The chief, Mike Burns, told the Observer that Monroe was a good chief but his department hadn't been following procedures that met accreditation standards. The department also had taken on a casual feel, he said, with some officers coming to work in polo shirts and baseball caps.
But the problems didn't erode Monroe's support.
“He was able to form bridges to a lot of segments of the community,” says Macon city councilwoman Elaine Lucas. “So he was trusted and respected by large numbers of people.”
In 2005, Monroe applied for the police chief job in Richmond, a city of 200,000 and one of America's most dangerous.
Monroe's style and achievements impressed Richmond Mayor Doug Wilder, the former Virginia governor, who hired him. It didn't worry Wilder that Monroe had no college degree – but the 1992 presidential hopeful encouraged Monroe to go back to school.
Richmond residents were angry about crime, drug trafficking and several police shootings. In the three previous years, police had shot 11 suspects, killing five.
Civil rights lawyer Steven Benjamin says he heard far fewer complaints about excessive force under Monroe's leadership.
“It appears Monroe has taken some very positive, constructive steps to remedy a very bad, destructive situation,” says Benjamin, who has in lawsuits represented the families of five people shot by Richmond officers.
The number of major violent and property crimes dropped 31 percent from 2005 to 2007. Homicides fell to a 26-year low.
Monroe also reached another milestone: Virginia Commonwealth University last year awarded him a bachelor's degree in interdisciplinary studies.
He had taken six credit hours at the school and transferred other credits he earned at community colleges and an online university. Virginia Commonwealth normally requires at least 30 hours and is now investigating whether the college acted appropriately.
While Monroe is still answering questions about his degree, his department made news last week when photos emerged on the Internet showing some on-duty Richmond officers with scantily clad women in racy poses on the street. The department is investigating.
Changes for Charlotte
Monroe says he isn't sure what changes he'll make in Charlotte.
If the past is an indicator, he'll shuffle command staff, reassign veterans and dismantle specialty units. He'll demand more money for the department, and put more police on the streets.

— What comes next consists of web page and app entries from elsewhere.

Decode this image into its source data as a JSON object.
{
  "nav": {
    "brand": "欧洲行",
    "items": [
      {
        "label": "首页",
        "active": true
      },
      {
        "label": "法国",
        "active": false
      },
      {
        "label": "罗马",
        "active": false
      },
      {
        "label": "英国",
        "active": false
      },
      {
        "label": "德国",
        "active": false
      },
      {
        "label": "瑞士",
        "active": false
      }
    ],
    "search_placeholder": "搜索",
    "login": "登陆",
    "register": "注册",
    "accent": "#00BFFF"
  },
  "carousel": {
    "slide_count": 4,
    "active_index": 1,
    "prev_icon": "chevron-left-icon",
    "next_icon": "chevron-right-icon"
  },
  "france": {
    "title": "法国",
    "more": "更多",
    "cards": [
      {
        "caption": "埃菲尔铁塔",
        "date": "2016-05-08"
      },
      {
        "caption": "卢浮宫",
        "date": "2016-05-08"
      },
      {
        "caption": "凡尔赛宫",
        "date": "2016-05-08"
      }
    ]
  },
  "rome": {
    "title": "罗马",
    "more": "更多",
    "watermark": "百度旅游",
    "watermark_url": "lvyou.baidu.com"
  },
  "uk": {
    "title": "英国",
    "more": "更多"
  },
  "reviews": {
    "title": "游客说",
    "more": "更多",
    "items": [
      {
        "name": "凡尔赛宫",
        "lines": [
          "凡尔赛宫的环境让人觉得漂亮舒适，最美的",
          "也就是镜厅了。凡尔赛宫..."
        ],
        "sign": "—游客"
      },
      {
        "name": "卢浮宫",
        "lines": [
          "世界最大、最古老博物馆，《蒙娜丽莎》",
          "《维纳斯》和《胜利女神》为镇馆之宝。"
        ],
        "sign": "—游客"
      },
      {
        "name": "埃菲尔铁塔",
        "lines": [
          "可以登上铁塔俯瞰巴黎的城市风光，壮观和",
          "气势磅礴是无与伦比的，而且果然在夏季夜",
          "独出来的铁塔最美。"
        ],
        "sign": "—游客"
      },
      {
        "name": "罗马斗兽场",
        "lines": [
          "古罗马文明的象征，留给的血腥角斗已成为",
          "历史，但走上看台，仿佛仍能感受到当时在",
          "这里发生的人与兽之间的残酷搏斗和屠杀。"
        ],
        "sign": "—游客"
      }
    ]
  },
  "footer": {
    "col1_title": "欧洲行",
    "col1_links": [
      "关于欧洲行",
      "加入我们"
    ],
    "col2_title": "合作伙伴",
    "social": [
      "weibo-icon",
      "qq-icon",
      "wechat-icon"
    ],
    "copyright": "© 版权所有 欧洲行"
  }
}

“He'll clean the streets up. He'll make sure police are on the job,” says Ernest Godfrey, 86, a Richmond civic leader. “In the period of three years he has been here... he has definitely turned things around.”
Monroe says he'll keep the best of Chief Darrel Stephens' community policing, but will push officers to engage more residents in fighting crime.
He may also order additional training for officers in the wake of Charlotte's police shootings, he says. This spring, CMPD officers have shot five suspects, killing one.
Two things Monroe does promise:
“A sense of urgency,” he says. “People need to understand that when we say we're going to do something, we're going to do it.”
The city can also expect a steady flow of information, he says – about crimes, about trends, about the department's performance.
“To get information, you need to be willing to share information,” he says. “The public needs to know we're going to be forthright with them, even if there are some things we do not do well.”